Our pets age faster than we do – most animals are considered ‘senior’ by age seven and giant breed dogs by age five. We need to be aware of the health issues older pets may face to keep them healthy and happy for as long as possible.
Arthritis is a problem for both cats and dogs of all sizes. As our pets age, so do their joints, resulting in pain and discomfort when getting around. The common signs of arthritis include stiffness in the mornings, particularly in colder weather, a reluctance to walk, climb stairs or jump up. There are also more subtle signs, like your pet growling when being patted or groomed.
While we can’t cure arthritis, we can certainly manage it to reduce your pet’s pain and increase their mobility.
To help our older pets deal with arthritis, supplements like glucosamine, fish oil and green lipped muscles can help. The human version will often be fine, but there are also pet versions available that are tastier for your pet and therefore easier to administer.
If your pet is particularly sore, there are arthritis pain relief injections and courses of tablets that can also help. If you think your animal might need some extra help over winter, contact us for some advice.
We are more likely to see dental disease in older pets, as years of not brushing their teeth can take their toll.
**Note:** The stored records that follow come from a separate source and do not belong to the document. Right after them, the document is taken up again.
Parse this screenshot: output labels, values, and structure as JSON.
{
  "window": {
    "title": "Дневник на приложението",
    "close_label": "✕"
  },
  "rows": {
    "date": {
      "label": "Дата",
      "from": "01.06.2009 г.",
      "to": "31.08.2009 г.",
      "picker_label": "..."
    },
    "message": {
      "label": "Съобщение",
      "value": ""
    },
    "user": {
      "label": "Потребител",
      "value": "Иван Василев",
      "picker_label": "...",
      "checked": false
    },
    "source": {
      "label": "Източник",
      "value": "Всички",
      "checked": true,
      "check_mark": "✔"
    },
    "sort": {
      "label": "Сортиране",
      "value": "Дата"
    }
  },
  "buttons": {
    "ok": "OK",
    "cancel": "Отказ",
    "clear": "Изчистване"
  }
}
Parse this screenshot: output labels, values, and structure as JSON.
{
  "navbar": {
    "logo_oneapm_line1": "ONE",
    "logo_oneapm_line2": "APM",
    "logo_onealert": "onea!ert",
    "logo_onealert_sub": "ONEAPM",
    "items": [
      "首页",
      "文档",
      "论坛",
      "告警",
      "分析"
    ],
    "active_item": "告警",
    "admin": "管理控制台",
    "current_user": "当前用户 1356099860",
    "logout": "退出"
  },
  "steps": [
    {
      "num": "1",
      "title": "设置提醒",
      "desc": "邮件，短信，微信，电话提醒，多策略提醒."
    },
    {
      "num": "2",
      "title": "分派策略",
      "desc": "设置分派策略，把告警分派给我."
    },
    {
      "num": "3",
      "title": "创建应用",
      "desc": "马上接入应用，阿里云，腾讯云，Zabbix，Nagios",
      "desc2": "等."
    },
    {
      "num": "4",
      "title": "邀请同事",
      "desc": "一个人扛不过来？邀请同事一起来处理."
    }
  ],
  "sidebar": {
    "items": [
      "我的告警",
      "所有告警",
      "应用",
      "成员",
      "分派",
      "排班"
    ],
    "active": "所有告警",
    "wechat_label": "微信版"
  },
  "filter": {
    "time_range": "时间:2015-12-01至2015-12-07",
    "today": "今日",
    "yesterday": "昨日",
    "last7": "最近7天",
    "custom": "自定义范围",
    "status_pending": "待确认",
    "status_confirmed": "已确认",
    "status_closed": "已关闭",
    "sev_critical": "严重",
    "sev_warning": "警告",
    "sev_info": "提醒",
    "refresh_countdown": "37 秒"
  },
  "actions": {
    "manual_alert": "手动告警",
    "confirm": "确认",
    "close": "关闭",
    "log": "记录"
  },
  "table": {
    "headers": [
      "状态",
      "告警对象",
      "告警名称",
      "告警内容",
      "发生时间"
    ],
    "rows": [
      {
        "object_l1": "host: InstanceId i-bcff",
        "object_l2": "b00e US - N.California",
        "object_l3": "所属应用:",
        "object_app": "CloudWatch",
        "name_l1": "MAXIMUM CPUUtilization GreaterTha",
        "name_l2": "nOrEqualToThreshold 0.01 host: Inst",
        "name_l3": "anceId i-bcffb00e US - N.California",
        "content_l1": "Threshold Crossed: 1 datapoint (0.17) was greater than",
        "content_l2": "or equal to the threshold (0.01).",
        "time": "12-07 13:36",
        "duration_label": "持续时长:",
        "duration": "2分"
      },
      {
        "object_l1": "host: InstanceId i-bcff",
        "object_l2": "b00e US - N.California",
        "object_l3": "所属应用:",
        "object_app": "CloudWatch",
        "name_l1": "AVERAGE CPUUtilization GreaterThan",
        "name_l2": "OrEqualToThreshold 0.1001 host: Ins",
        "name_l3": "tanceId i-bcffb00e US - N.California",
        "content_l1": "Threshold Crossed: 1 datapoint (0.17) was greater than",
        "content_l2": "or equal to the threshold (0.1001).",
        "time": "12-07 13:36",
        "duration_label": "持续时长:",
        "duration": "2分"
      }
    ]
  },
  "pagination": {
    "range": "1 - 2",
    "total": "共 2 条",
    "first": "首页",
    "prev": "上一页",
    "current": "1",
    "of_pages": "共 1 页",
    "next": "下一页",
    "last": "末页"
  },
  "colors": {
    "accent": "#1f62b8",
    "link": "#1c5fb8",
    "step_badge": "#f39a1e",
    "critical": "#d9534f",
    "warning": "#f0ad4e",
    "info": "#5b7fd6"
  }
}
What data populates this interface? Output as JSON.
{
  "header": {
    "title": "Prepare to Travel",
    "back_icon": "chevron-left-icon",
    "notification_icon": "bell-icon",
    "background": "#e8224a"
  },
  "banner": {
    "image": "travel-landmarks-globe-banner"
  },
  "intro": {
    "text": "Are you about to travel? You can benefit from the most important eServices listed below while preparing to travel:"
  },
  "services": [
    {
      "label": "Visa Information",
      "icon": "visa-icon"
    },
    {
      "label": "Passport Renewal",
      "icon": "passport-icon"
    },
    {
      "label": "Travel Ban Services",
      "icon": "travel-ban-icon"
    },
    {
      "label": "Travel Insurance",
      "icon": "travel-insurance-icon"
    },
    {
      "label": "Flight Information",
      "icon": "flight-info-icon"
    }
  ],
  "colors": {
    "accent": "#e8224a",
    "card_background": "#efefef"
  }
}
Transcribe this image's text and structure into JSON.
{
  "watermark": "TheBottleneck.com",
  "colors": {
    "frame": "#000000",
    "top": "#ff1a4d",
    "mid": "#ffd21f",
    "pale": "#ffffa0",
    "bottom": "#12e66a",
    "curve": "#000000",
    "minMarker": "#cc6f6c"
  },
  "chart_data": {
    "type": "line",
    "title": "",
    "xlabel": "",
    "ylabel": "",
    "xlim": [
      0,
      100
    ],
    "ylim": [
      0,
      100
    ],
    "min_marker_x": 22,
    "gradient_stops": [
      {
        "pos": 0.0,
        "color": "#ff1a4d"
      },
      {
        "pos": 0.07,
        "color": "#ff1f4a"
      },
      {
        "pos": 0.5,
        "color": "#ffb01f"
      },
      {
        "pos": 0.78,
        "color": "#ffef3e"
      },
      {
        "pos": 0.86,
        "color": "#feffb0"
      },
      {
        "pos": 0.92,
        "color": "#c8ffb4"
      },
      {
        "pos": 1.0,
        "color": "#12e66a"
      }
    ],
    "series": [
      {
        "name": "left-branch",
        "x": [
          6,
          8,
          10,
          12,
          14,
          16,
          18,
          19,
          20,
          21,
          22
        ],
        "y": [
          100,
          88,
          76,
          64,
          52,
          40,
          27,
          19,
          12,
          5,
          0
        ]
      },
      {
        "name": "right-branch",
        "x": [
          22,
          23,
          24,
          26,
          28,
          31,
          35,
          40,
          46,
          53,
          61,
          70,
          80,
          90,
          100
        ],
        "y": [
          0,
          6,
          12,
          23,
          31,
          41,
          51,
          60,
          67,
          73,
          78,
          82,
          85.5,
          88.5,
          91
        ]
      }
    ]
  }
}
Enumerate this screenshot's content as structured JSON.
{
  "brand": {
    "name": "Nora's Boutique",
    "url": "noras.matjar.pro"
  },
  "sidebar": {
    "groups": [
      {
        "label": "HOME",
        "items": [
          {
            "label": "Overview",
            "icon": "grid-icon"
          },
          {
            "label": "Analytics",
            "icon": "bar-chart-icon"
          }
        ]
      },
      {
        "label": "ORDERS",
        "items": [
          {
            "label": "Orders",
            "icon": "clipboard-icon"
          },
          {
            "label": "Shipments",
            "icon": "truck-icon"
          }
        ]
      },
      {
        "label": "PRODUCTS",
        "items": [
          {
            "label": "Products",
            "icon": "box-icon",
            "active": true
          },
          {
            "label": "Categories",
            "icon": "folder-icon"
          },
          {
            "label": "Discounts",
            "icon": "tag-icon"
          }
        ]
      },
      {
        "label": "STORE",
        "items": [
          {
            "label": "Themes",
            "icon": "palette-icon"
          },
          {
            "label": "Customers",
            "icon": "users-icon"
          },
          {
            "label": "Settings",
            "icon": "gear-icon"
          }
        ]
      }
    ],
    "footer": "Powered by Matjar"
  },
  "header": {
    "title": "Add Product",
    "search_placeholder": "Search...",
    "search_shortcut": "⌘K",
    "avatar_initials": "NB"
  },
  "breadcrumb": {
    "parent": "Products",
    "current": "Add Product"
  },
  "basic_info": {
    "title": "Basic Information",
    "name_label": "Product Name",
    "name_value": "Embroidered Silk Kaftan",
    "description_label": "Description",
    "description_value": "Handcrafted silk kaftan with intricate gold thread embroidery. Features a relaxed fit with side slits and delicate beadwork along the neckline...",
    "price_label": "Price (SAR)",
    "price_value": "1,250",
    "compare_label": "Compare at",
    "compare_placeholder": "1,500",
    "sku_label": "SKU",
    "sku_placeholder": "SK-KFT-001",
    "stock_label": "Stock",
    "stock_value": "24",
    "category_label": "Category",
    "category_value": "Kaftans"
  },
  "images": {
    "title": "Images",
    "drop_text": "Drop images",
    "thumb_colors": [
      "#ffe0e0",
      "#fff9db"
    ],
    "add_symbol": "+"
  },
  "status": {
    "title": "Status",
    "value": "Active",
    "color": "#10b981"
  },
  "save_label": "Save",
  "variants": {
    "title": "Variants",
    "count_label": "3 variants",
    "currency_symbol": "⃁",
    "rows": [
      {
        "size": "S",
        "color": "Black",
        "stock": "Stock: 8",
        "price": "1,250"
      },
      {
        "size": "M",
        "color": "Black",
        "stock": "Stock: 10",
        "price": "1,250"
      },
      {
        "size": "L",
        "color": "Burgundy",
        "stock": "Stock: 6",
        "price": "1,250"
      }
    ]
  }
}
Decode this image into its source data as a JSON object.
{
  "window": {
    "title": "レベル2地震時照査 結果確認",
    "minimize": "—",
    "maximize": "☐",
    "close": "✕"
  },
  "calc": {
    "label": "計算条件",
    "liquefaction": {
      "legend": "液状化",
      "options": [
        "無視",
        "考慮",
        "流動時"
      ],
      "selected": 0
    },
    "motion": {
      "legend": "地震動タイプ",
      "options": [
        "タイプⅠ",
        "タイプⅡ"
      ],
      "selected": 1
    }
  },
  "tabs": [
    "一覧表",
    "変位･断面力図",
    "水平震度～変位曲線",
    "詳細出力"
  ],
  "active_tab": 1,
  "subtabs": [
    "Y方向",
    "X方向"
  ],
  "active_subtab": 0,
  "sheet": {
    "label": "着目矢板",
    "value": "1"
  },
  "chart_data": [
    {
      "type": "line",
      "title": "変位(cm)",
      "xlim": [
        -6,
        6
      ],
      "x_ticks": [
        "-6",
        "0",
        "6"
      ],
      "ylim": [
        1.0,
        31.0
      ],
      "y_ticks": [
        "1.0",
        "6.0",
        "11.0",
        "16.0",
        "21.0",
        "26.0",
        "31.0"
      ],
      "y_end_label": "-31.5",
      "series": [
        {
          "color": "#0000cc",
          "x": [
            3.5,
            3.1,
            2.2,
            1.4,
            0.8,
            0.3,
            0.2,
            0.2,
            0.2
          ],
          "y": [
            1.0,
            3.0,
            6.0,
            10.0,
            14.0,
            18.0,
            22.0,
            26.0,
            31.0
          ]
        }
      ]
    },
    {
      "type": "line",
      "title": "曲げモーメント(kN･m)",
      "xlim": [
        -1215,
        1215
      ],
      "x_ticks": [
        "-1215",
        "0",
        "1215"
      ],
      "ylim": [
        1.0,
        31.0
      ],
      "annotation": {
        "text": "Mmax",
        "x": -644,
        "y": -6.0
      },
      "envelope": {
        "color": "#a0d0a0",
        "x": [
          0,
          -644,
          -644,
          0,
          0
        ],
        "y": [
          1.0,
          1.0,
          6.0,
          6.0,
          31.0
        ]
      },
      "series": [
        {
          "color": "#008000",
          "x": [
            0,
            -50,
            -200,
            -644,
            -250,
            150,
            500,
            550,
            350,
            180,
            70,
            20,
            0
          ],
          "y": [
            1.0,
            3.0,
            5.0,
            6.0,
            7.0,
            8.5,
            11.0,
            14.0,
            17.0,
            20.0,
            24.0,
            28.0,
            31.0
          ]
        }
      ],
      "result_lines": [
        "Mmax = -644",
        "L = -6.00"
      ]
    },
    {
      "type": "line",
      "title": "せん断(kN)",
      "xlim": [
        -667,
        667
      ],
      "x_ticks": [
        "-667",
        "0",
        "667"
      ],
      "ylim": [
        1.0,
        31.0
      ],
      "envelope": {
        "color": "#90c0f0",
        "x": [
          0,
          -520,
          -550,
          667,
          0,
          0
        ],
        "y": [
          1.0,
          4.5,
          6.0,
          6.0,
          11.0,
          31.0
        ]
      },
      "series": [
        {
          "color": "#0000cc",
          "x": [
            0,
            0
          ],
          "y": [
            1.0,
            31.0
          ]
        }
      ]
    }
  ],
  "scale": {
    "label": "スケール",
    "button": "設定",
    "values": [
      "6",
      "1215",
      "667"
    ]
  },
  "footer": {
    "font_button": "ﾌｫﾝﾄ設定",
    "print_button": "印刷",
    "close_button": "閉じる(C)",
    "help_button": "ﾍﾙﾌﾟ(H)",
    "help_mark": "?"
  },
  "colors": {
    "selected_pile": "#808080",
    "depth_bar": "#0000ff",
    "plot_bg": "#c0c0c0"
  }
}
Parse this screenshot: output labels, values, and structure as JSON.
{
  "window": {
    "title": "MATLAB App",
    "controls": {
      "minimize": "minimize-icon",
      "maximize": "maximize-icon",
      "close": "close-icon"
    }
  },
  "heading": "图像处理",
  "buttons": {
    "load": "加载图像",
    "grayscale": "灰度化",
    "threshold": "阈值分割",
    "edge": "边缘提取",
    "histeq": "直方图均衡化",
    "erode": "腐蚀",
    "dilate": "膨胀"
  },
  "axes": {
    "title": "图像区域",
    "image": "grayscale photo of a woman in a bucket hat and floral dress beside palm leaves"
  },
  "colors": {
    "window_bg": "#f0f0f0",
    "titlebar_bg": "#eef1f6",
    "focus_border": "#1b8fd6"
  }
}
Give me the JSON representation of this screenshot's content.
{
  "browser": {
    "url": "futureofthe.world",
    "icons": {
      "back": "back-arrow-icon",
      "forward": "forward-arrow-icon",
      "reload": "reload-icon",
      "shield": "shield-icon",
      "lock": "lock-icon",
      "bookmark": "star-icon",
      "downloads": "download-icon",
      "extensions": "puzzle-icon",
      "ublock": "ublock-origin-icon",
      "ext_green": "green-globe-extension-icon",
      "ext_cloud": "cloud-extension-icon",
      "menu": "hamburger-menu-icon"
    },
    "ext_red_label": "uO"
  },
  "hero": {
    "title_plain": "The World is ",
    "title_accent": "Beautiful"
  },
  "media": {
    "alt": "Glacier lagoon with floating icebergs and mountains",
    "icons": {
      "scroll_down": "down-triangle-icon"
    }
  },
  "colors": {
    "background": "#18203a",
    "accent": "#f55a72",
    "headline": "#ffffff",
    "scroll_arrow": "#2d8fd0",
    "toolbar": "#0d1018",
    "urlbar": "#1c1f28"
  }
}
Dental disease has been shown to shorten a pet’s life expectancy by 2-4 years and not only gives them smelly breath but can also cause heart and kidney damage.
You can help keep your pet’s teeth clean by using a special pet toothbrush and toothpaste to clean their teeth, feeding them raw bones and feeding them prescription dental food. However if you think your older pet’s teeth need some professional attention, give us a call to organise a dental.
Lumps and Bumps
Any lump on your pet should be checked no matter how old they are, but in older pets the risk of that lump being something nastier is higher than in a younger pet. There are many simple tests that can be done on lumps to help determine if they need further investigation or removal. Also, since pets age faster than we do, a simple small lump can grow and change very quickly in the space of only a few months. It’s always easier to remove a small lump than a larger one!
Like humans, as pets age some of their organs might not be functioning as well as they used to. Also older pets may be on medication that can also impact their organ function. Performing blood screening tests are a useful way to get a baseline on how things are going on the inside of your pet. These can often help us to detect early changes and therefore make recommendations to keep your pet as healthy as possible.
Health checks once a year on all our pets are important, but in older pets it may be necessary to have a check-up every 6 months to ensure we can help them maintain a comfortable and healthy life as they enjoy their twilight years.